Her fame brought with it a cult following. Women flocked to Harfinsain with bags of clothing and shoes to add to Edie’s ever growing wardrobe. Offers of extreme fashion make overs flooded in. Hairstylists begged for the privilege of reworking her grey side-ponytail to one that suited her extravagant fashion penchant. All of these Edie resisted with a mere shake of her 102 year old head. Except for the clothing and shoes. Those she accepted with a grace and poise that was surprisingly genteel and gracious.
As her fame and fortune spread, and the steady stream of tourists increased, the village was forced to adapt. Along with the tourists came a demand for accommodation and food. Which in turn led to the establishment of new businesses. The flood of curious people and tour buses visiting the Old Man of Drake Lane demanded a co-ordinator to schedule, organise and co-ordinate timetables for viewings and listening to the obligatory horror stories regaled by Edie. It was not long before Harfinsain had a thriving tourist industry.
The toughest and most essential of all the jobs was managing the runaway Edie. That was relegated to the Vicar. Reluctantly, he had to accept the fact that the half insane Edie was one of his flock of sheep. And the good Lord had given him the responsibility of tending to them in Harfinsain. Edie, on the other hand, did not want to be managed. But respect for the man of the cloth was instilled deep in her heart. She was obliged to at least listen to what he had to say. Obeying had never been her strong point.
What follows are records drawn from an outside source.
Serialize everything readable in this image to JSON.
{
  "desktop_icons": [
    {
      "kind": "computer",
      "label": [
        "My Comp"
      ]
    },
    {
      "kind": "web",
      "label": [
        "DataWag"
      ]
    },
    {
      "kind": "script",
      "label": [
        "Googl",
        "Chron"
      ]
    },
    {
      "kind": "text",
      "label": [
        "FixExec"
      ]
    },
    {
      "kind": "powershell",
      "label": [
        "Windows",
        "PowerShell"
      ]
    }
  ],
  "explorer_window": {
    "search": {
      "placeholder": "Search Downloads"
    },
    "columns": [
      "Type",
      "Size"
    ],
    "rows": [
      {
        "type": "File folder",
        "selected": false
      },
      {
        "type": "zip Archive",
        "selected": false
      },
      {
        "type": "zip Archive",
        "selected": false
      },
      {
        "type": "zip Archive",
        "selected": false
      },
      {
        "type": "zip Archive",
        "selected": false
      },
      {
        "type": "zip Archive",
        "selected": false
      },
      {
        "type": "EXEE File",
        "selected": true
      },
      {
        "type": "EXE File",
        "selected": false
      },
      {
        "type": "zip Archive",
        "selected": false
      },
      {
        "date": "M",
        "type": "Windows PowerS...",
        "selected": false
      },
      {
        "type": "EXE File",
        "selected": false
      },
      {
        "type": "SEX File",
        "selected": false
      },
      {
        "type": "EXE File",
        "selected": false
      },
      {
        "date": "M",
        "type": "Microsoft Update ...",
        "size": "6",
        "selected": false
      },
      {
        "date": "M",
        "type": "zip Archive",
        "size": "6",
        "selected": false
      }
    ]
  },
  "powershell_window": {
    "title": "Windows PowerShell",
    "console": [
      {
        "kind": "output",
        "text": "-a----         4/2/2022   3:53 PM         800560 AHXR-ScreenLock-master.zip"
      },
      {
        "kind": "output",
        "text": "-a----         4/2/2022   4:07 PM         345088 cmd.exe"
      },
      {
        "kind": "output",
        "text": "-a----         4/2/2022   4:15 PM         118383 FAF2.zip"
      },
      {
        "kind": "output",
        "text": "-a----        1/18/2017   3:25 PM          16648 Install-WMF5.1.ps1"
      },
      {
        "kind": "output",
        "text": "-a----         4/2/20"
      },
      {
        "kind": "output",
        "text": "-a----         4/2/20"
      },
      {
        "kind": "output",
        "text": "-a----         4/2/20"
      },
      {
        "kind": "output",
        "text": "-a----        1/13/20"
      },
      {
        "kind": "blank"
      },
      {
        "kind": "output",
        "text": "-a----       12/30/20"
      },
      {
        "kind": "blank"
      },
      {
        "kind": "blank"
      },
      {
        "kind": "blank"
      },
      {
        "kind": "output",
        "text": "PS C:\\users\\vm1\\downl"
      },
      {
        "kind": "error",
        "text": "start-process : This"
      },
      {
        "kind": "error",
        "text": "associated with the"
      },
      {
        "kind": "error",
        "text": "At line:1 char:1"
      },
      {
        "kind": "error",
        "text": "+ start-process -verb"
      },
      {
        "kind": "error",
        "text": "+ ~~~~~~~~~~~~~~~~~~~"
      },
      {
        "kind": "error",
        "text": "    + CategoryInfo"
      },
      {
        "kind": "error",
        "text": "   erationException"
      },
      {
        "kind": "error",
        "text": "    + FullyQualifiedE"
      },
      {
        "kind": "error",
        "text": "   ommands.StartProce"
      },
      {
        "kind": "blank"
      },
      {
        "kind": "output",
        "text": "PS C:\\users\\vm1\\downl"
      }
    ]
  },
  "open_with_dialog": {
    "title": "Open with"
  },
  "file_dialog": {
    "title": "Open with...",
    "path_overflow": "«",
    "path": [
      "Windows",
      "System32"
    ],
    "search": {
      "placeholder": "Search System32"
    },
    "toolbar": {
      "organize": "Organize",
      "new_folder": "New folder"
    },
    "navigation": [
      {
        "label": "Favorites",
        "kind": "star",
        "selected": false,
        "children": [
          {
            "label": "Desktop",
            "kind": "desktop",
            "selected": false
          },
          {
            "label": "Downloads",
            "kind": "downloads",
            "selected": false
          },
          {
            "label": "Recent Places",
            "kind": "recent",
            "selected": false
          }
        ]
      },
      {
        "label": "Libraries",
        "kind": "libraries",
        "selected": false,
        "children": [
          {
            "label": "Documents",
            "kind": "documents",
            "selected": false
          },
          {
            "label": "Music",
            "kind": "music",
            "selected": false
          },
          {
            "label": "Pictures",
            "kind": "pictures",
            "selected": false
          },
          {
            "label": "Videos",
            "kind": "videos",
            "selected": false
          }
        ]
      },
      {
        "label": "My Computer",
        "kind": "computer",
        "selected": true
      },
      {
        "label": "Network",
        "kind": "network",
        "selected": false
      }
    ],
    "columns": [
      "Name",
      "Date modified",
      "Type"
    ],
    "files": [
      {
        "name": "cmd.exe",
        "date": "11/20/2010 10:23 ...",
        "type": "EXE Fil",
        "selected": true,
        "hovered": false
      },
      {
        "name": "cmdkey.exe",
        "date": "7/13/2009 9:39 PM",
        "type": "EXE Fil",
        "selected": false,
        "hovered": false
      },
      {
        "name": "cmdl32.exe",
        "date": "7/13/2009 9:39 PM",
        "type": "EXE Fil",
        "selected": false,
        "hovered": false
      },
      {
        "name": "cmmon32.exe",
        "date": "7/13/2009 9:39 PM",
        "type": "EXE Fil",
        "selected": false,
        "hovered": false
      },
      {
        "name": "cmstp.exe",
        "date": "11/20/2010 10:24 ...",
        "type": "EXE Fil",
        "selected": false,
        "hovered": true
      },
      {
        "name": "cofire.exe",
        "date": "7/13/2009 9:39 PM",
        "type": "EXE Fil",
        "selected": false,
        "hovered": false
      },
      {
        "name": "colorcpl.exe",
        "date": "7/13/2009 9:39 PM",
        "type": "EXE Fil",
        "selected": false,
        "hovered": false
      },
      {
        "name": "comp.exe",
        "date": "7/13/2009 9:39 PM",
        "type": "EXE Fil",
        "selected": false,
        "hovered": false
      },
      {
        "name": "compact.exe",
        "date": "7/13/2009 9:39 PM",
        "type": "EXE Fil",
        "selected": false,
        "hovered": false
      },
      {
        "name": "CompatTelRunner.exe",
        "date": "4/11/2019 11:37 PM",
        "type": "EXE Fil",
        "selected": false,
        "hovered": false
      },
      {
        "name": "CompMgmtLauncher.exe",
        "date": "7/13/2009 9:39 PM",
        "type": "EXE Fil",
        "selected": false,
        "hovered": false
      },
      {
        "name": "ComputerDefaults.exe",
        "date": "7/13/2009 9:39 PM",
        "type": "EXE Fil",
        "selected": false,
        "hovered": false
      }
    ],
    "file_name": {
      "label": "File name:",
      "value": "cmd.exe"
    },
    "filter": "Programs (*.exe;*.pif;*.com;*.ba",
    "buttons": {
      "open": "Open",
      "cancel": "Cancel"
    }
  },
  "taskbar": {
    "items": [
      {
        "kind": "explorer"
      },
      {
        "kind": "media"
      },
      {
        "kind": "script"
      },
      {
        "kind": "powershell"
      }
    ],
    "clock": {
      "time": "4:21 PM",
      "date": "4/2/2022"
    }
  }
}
The problem Harfinsain had was all it’s new found wealth was based on diminutive and definitely eccentric Edie Penrhyn. Who was 102 years old. Fame had gone to her head. She became more demanding and outrageous by the day. So worried were some of the locals, that they met behind closed doors to discuss ‘the problem’ as some delicately chose to call it.
And that is how The HISS was formed. HISS was an acronym for Half Insane Secret Society. A group of concerned villagers met irregularly regularly to discuss ways of managing the half insane Edie and everything she stood for.Up until the Local Happenings TV broadcast, its main purpose had been to support the distraught Vicar. Try as they might, none of them could come up with any reasonable measures to rein her in. Not without upsetting the apple cart that was the now burgeoning Harfinsain tourist trade. No one wanted to give that up. They also knew it could not last. After all, how much longer than 102 years does someone like Edie Penrhyn live? No one knew. It was not unreasonable to assume that it could not be terribly much longer. Although at the moment there were no visible signs of Edie slowing down at all. She was having way too much fun. One option would be to just wait for her to die. And in the meantime establish a post-mortem succession plan ensuring continuity of the Half Insane Edie Legend.
Rumours, assumptions and innuendos spread like wildfire whenever anything suspicious or slightly untoward happened in the village and its near surrounds. There were stories of werewolves coming out on the full moon. Of vampires feeding on passing strangers draining them of life blood. Of ghosts and ghouls and zombies. Not to mention the occasional appearance of the resident ghostly giraffe and odd armadillo pair. Edie thrived on all of it. Embellished and encouraged it.
Part 2 – The Vicar of Harfinsain
Part 3 – Edna of Harfinsain
This story needed a full stop. Part 4 is it.
Part 4 – The Harfinsian Twins Grand Finale
© Raili Tanska